Needle down. Crack… Pop…
“Let me tell you how it will be
There’s one for you, nineteen for me
Cause I’m the taxman, yeah, I’m the taxman”
Sound from the spinning black circle filled our living room and it was fantastic. Not that The Beatles’ Revolver album could ever sound bad. But there’s something special about hearing it on vinyl for the first time.
The whole analog experience presents something different in a world moving increasingly toward the streaming of digital files, apps, and transactions in the cloud. The act of touching and experiencing something with all of your senses is becoming rare.
Which is why, last year, I decided to go analog in another area … productivity.
When it came to improving productivity, digital just wasn’t working for me.
I found myself tapping a list of things to do that would sync across devices and be wherever I needed it. But the list would just grow. It didn’t help me actually take action on the items on the list.
The to-do items existed on some digital plane that was easy to ignore.
That’s when I decided to move to pen and paper
I stumbled across the Bullet Journal system. And I’ve never been more productive.

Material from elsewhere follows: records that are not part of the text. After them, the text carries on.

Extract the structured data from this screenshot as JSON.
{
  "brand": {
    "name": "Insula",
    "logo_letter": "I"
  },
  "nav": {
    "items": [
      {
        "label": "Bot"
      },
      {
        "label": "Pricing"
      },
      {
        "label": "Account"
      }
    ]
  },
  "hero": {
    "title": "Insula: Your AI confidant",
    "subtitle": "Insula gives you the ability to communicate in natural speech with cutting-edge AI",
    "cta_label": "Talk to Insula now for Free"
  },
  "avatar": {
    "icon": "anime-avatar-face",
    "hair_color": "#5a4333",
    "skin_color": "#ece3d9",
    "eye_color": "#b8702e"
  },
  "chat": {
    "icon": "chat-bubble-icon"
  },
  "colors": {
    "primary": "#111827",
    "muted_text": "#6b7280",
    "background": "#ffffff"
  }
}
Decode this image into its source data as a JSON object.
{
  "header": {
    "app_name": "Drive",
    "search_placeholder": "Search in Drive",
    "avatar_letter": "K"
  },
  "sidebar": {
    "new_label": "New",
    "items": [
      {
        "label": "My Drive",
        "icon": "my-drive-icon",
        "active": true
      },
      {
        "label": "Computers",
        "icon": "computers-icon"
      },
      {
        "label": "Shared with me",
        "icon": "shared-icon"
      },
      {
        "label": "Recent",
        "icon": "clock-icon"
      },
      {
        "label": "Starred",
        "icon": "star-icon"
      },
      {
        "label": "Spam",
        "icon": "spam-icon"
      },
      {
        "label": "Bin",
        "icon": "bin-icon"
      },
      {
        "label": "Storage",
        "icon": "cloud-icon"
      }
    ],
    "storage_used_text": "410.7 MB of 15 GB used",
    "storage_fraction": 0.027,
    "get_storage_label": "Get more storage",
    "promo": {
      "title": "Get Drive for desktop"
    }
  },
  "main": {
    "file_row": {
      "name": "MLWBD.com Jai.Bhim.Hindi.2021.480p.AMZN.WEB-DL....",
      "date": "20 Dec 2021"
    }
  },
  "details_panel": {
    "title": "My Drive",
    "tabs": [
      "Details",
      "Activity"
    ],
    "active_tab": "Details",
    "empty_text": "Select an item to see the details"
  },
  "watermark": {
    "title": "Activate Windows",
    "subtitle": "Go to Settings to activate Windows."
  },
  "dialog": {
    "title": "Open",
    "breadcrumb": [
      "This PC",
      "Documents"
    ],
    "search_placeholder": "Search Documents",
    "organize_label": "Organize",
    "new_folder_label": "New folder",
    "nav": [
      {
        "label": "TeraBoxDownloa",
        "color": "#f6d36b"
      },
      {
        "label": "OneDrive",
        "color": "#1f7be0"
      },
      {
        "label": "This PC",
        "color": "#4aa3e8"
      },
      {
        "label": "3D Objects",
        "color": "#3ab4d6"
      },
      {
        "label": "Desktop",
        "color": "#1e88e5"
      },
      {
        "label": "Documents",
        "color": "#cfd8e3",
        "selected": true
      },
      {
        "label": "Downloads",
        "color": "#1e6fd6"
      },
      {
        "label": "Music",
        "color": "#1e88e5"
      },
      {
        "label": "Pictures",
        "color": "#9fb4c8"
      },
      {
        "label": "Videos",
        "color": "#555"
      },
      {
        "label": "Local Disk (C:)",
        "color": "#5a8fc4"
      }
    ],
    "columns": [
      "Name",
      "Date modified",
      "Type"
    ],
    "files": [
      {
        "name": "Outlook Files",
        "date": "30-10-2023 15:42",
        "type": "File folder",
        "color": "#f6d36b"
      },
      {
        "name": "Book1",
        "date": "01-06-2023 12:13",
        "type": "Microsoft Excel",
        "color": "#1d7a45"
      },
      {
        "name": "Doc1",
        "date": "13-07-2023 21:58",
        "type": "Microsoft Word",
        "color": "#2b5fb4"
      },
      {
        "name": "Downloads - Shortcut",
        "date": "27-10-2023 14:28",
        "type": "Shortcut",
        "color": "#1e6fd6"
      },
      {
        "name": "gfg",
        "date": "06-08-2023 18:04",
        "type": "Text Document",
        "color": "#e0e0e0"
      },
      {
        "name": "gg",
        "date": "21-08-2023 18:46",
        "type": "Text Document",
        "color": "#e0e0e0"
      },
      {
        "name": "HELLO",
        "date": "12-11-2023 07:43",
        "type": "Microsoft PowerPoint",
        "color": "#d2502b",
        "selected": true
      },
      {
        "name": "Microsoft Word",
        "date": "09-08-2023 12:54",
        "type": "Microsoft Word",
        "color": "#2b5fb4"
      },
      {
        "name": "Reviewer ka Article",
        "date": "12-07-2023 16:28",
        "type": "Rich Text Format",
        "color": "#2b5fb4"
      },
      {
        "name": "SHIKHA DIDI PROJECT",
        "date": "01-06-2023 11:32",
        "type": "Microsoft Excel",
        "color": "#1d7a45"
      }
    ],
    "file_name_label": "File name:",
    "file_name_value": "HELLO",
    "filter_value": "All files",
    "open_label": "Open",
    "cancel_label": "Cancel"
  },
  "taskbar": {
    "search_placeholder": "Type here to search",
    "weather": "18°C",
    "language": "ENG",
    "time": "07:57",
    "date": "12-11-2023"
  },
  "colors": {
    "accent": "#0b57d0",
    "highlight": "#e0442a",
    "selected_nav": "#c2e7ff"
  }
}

The system uses a simple framework and core methods to get you started. It’s also extremely flexible, allowing you to make modifications based on what works best for you.
The key here seems to be in the reviewing of your journal. Every day I’m in the journal reviewing what needs to be done. And at the beginning of each month I migrate any unfinished tasks or strike them from the list if they’re no longer important.
The system uses a simple key to mark tasks, notes, and events. There’s a section for things you’re planning in the future and you can group notes on the same subject into collections if necessary. There’s something about that tactile process that makes it work.
I’ve even started leaving my laptop behind when I go to meetings.
Instead, I just bring my notebook and a pen to capture notes and to-do items. I find myself paying closer attention and taking more meaningful notes and capturing to-do items with more clarity.
Now, I’m actually completing the to-do items on my written list. And retaining more of the information in my notes. That’s not really a big surprise considering studies have shown that students who write out their notes learn more than those who type them on their laptop.
Analog slows you down and makes you more thoughtful.
My wife and I discussed how choosing an album to play on the record player becomes a more thoughtful process as you’re not able to tap a screen to skip a track. All of a sudden, your music doesn’t feel disposable.
I’d say the same applies to better productivity. The act of writing with pen and paper commits you to the process. At Constant Contact, my team and I have even started to focus on tangible tools and worksheets to help our customers create an email marketing plan that they’ll actually stick to.
It’s not that there aren’t some great digital tools to help you organize, but …
I’d argue that digital software can also become an excuse not to do things.
“I’ll get started on that project once I figure out how to use this program.”
The procrastinator in each of us loves these new toys. Because it gives us some time to, well, procrastinate.
Everything old is new again
In the future, I may look for ways to integrate the paper and digital world. For now, I’m enjoying some time away from the constant distraction of devices and apps and focusing my efforts on being more thoughtful about what really needs to be done.
Even if that’s just sitting in my living room enjoying Revolver.
What about you?
Where do you manage your to-do list — in the cloud or on paper? What helps you be more productive?